Released rapist fails to secure injunction


THE HIGH Court has refused to grant released rapist Michael Murray an injunction preventing a number of newspapers from publishing his address and pictures of him pending the outcome of a full court action over alleged breaches of his privacy and right to life.

Mr Murray (50) was released from prison last year after serving 13 years for raping four women in six days in 1995. He claimed he had been unable to have a permanent home since then because papers kept publishing his address and pictures of him. He was now living in various BBs and had lost a job because of the actions of the newspapers, he claimed.

Refusing the injunction yesterday, Ms Justice Mary Irvine said Mr Murray had not established that his rights outweighed those of the newspapers’ rights to freedom of expression, and the right of the public to discuss the issue of the release of sex offenders.

Articles containing details of his known whereabouts “contribute significantly” to that debate and to the interest of the public in being able to identify people convicted of violent offences, she said.

“Such knowledge may allow members of the public to adjust their behaviour in whatever manner they feel might best protect them from any risk to which they may legitimately feel exposed.”

She was giving judgment on Mr Murray’s application for injunctions preventing further publication of photos and his address, pending a full court action against five newspapers, alleging that his privacy and right to life had been interfered with by the publication of stories and photographs.

The proceedings arose out of publicity in the Evening Herald, the Daily Star, the Star on Sunday, the News of the Worldand the Sun. The full action is expected to be heard some time in October. The proceedings have been adjourned to next Wednesday for mention.

In her decision, the judge said Mr Murray had not demonstrated the “necessary evidence” to support his claim of a real risk to his life, or that he was likely to succeed in further prohibiting the publication of information about him by the newspapers.

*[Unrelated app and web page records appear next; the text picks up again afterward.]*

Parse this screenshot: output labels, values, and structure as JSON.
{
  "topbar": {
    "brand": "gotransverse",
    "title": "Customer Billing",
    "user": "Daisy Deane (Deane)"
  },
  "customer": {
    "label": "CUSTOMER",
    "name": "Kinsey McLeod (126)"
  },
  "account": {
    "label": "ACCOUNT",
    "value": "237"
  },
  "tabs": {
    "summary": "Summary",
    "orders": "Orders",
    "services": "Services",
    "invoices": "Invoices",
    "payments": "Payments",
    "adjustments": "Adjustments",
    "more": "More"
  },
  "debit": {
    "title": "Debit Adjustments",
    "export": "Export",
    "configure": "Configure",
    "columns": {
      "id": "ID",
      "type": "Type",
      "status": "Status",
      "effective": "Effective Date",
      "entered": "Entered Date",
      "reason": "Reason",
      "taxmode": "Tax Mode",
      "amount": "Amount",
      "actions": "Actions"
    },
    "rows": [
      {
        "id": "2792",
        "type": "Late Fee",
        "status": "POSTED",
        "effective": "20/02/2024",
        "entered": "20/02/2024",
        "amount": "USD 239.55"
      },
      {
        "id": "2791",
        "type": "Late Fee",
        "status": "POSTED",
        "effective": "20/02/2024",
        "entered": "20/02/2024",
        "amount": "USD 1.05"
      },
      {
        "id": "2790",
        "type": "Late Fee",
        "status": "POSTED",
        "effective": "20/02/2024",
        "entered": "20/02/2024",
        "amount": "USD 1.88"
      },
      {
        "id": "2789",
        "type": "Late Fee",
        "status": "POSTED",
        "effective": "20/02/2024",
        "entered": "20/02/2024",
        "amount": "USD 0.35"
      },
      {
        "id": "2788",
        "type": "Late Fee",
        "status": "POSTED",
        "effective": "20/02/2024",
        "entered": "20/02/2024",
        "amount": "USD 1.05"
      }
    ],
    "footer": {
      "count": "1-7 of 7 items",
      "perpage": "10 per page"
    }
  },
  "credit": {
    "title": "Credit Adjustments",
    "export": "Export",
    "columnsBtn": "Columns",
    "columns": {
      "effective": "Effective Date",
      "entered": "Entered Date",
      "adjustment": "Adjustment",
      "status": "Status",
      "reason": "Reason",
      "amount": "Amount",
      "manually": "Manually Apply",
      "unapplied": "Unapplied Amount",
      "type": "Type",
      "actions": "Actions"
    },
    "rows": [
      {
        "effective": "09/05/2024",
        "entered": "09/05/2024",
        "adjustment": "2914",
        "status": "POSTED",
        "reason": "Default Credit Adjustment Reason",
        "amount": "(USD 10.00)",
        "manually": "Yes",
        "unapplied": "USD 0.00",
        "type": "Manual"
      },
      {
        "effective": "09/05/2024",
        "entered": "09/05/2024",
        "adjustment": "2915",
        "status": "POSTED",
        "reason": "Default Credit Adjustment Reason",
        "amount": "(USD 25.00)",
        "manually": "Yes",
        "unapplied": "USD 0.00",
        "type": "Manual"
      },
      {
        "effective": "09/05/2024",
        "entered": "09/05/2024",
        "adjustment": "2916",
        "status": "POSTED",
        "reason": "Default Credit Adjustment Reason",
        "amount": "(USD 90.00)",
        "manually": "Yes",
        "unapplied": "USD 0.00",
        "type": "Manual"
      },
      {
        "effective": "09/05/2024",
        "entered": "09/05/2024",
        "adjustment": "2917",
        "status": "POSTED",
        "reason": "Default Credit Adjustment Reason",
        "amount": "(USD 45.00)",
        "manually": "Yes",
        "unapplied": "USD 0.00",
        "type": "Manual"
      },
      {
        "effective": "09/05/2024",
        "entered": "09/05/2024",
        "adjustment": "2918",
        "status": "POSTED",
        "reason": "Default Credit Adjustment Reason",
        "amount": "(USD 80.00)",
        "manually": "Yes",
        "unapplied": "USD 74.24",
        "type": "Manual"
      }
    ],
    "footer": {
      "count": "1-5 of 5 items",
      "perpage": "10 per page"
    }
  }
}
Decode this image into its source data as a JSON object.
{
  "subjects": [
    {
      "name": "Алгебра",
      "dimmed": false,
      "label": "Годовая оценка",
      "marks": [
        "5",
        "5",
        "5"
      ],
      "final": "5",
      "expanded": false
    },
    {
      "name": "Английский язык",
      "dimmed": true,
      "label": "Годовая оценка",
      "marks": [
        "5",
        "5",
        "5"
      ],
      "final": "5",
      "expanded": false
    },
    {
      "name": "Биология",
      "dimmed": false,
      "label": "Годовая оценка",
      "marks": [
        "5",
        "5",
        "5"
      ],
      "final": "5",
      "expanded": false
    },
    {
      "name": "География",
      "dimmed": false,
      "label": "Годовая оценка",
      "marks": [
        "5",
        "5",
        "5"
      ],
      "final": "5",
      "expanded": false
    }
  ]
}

He had not suggested, to date, any actual threat had been made to his life, she said.

While he said he did not feel safe living at a number of addresses over the past nine months because details of those locations had been published, he had failed to explain why this was so. No evidence had been produced of assault or any type of verbal or physical abuse, or that he had been threatened in any way.

All that had occurred was that he had been asked to move on by landlords and estate agents or, alternatively, he had done so of his own volition, the judge added.

While accepting Mr Murray enjoyed a constitutional and European Convention right to privacy, and might later succeed in proving there was interference with same, she was not satisfied he had demonstrated, “by proper evidence”, a convincing case that his privacy had been unjustifiably intruded upon such as to justify curtailing the newspapers’ right to freedom of expression at this stage.

It must be accepted there was a public interest in a debate which contended there should be publication of information in relation to sex offenders released from prison, she said.

The evidence was “totally insufficient” to justify the wide-ranging orders sought, given that the extent of the public interest in his identity was greatly dependent on the risk he may currently pose to the community.

The judge said Mr Murray had also failed to provide documentary evidence about his rehabilitation efforts while in prison, or to show he engaged with the probation service since his release. Nor had he produced any medical evidence to suggest he was unlikely to be a risk in the community he lived in.

This case differed from another case in Northern Ireland where newspapers were restrained from publishing pictures of a man convicted of murder just before he was about to be released from prison, she said.

While that man had served a life sentence for one offence, he had no previous history of violent crime, whereas Murray was a repeat offender. He had served a lengthy sentence in Britain for a 1989 rape before coming to Ireland and offending here. The court had little “cogent or proper evidence” to suggest Murray was unlikely to reoffend.